So this is going to be another test. And hopefully they're ready for it.
Q. What do you like about the way John Farrell goes about his business? You guys are sort of both low‑key guys. Do you see a little bit of yourself in John Farrell?
MIKE MATHENY: I don't want to insult him (laughter).
No, I have used that word "respect", but I don't throw it out loosely. We watch the way a team goes about their business. We watch the way the managers and how the team carries themselves, an extension of the manager.
Just listening, once again, to some of the interviews of the guys that are with him every day, you can get your opinions as a fan or even as the media, but the guys who see him all spring, all season long, to hear some of the things that they're saying about him, you can tell he's made an impact. He's made an impact obviously not just on the wins and losses, but on the guys individually. If you have an opportunity as a leader and as a manager to step in and influence them not just professionally, but personally, as well, and put these guys in a situation where they can succeed, and they buy into the selflessness, which is so contradictory to how this game operates with stats, numbers and salaries, he's done that.
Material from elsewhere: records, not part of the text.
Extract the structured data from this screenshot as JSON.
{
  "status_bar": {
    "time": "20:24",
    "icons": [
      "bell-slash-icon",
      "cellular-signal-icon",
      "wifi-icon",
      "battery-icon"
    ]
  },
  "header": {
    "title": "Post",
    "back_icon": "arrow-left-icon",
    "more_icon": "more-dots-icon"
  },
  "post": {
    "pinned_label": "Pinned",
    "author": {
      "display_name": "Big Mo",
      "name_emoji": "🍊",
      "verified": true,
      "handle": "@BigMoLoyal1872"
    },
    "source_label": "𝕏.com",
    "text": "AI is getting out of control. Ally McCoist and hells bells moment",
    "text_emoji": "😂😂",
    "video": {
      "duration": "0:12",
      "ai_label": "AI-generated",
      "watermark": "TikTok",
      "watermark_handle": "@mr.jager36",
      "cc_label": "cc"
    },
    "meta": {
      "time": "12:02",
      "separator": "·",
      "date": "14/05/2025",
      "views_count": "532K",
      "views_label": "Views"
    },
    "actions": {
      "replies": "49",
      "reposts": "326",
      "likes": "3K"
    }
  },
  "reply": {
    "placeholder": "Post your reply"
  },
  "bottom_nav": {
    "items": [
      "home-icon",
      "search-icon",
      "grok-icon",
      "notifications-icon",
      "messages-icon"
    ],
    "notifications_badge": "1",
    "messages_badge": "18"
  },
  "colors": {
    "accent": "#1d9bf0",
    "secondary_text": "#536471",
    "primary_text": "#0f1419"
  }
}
I don't know what more you can ask from a guy, especially coming off a season that Boston had last year, to be able to turn things around that quickly, just nothing but compliments.